Your task: No pictures in the copy, please: retype all the records exactly.

(Available data begins)

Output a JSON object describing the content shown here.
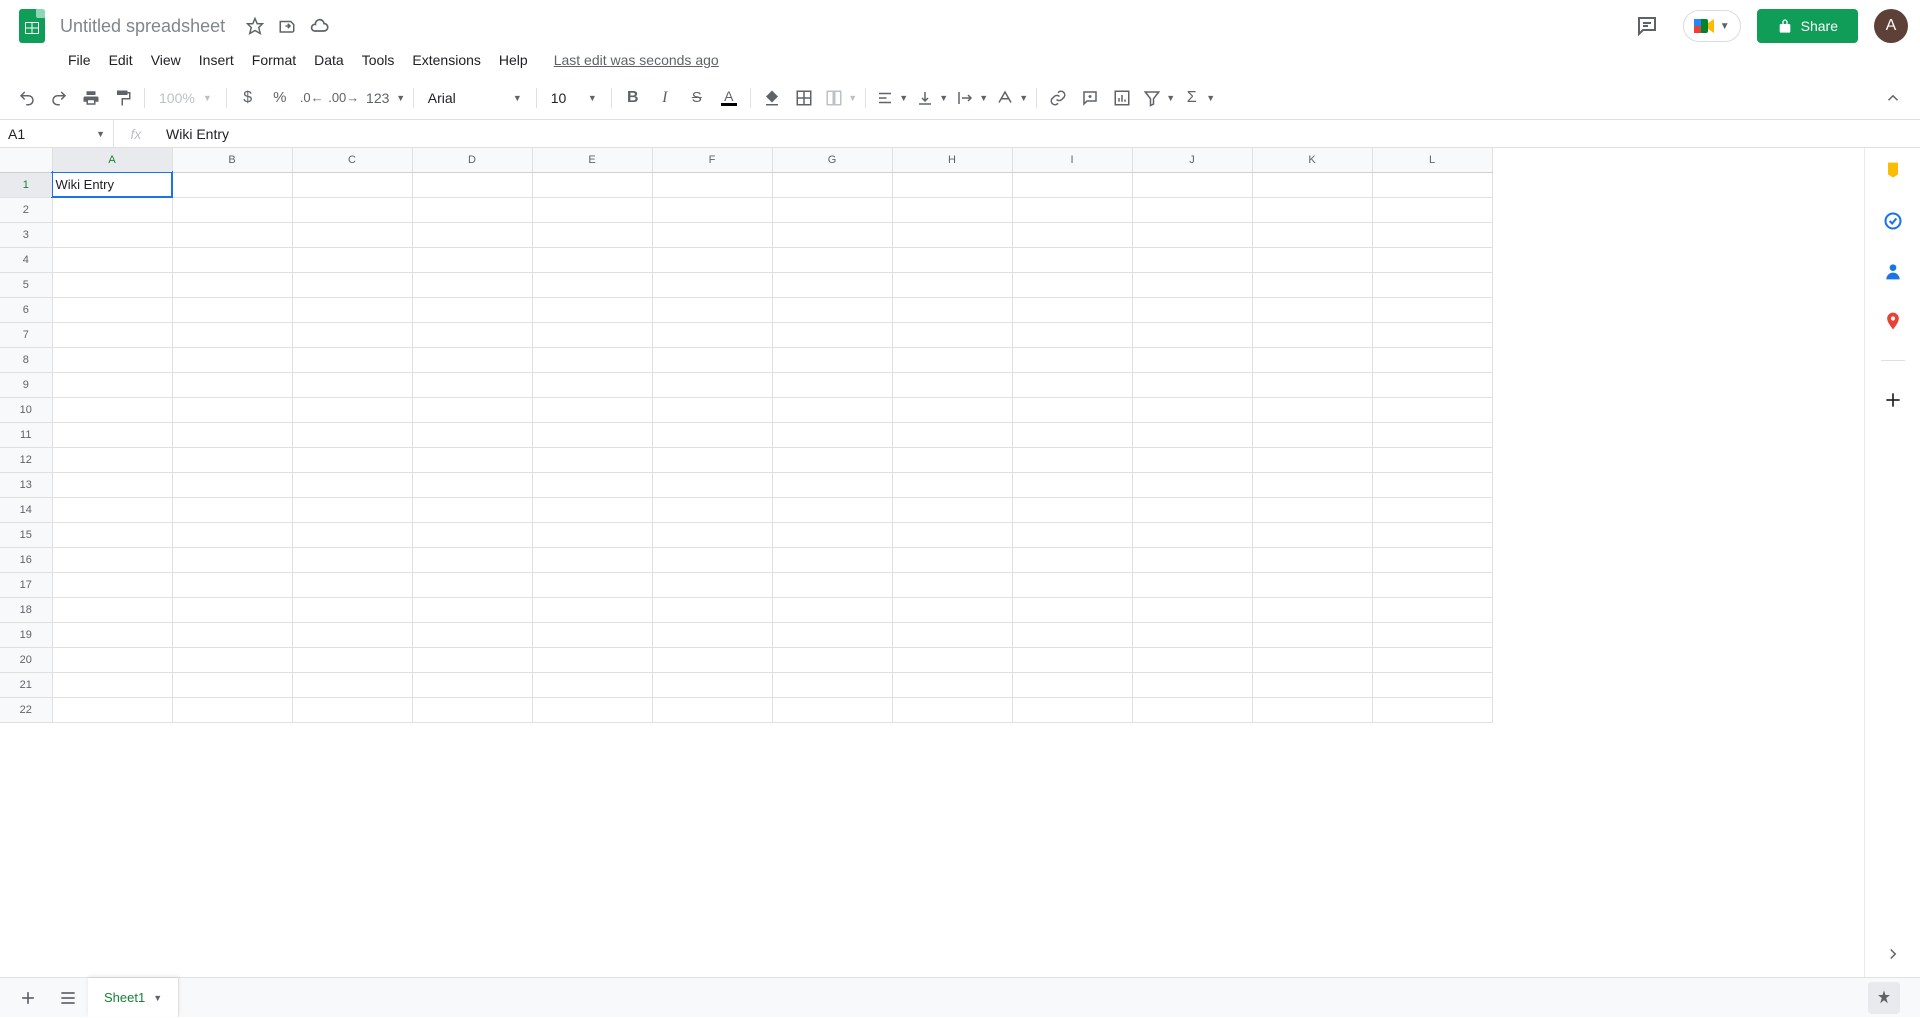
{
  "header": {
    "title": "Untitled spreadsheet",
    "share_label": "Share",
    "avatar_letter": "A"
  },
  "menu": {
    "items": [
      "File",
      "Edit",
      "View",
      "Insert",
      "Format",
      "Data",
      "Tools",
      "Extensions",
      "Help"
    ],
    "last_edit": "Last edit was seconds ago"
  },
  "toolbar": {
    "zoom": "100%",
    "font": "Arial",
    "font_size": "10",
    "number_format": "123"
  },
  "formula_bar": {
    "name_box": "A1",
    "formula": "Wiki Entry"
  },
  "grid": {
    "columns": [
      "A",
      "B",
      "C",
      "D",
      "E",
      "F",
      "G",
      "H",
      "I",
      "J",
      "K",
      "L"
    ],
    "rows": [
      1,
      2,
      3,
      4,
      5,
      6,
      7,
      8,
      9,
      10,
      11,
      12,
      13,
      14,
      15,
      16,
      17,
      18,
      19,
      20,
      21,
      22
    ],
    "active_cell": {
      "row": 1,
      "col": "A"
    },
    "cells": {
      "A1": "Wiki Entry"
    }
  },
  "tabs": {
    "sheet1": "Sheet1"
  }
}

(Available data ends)

Expected output:
Output a JSON object describing the content shown here.
{
  "header": {
    "title": "Untitled spreadsheet",
    "share_label": "Share",
    "avatar_letter": "A"
  },
  "menu": {
    "items": [
      "File",
      "Edit",
      "View",
      "Insert",
      "Format",
      "Data",
      "Tools",
      "Extensions",
      "Help"
    ],
    "last_edit": "Last edit was seconds ago"
  },
  "toolbar": {
    "zoom": "100%",
    "font": "Arial",
    "font_size": "10",
    "number_format": "123"
  },
  "formula_bar": {
    "name_box": "A1",
    "formula": "Wiki Entry"
  },
  "grid": {
    "columns": [
      "A",
      "B",
      "C",
      "D",
      "E",
      "F",
      "G",
      "H",
      "I",
      "J",
      "K",
      "L"
    ],
    "rows": [
      1,
      2,
      3,
      4,
      5,
      6,
      7,
      8,
      9,
      10,
      11,
      12,
      13,
      14,
      15,
      16,
      17,
      18,
      19,
      20,
      21,
      22
    ],
    "active_cell": {
      "row": 1,
      "col": "A"
    },
    "cells": {
      "A1": "Wiki Entry"
    }
  },
  "tabs": {
    "sheet1": "Sheet1"
  }
}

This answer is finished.